Material for this exercise:

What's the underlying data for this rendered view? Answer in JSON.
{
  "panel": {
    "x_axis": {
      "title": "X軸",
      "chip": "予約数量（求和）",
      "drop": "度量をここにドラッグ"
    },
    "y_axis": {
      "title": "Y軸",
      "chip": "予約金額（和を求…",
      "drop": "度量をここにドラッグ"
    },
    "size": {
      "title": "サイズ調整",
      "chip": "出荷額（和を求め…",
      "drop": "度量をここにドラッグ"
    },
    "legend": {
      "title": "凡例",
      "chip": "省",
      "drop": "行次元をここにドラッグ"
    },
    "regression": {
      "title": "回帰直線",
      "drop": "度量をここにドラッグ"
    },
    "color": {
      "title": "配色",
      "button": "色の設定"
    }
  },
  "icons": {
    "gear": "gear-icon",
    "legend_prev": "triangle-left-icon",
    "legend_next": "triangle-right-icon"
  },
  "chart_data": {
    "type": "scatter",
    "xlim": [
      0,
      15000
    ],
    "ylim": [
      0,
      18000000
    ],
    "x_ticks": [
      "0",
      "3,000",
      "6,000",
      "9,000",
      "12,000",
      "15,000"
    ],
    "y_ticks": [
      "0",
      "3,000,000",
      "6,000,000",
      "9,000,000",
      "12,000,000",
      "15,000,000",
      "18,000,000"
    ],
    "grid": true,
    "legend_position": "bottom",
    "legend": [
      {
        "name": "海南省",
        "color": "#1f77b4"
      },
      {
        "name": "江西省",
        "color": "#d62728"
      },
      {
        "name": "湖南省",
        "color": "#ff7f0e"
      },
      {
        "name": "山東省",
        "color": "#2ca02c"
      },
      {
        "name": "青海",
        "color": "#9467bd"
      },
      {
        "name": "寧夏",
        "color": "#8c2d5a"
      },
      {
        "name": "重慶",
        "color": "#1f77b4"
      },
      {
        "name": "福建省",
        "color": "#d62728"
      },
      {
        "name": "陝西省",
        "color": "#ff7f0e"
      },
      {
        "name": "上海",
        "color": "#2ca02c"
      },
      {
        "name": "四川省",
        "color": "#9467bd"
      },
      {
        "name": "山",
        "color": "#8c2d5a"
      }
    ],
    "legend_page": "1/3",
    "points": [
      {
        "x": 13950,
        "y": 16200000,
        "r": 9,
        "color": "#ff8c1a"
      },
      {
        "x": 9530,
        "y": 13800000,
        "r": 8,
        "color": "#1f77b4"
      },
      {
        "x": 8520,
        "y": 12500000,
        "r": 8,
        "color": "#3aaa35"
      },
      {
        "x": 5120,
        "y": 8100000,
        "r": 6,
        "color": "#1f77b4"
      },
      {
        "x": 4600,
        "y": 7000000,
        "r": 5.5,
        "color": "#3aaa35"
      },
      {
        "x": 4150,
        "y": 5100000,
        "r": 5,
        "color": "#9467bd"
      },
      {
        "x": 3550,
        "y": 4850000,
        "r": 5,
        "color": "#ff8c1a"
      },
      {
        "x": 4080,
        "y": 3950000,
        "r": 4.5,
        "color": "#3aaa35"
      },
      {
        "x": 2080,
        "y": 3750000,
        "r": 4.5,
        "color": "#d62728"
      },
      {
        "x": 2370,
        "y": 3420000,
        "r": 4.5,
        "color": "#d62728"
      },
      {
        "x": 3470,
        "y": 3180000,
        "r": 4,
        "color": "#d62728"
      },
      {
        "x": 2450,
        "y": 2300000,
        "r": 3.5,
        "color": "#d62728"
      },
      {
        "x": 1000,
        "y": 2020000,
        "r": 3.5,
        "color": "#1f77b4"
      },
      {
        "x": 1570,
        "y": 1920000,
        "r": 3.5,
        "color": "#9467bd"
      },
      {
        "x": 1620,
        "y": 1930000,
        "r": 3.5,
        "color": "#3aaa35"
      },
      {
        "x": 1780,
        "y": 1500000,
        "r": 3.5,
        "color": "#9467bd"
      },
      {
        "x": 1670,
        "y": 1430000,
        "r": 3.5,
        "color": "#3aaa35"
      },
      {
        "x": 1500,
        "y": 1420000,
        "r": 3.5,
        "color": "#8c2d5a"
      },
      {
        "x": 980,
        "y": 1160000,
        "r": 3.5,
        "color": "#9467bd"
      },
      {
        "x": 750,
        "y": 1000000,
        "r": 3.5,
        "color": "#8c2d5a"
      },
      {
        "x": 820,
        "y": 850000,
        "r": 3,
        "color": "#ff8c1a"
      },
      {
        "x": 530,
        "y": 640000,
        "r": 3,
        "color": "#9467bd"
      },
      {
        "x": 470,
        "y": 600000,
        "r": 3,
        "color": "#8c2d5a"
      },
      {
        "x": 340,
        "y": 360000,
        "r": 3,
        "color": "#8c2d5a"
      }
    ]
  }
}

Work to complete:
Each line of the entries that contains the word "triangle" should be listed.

Solution to the exercise:
    "legend_prev": "triangle-left-icon",
    "legend_next": "triangle-right-icon"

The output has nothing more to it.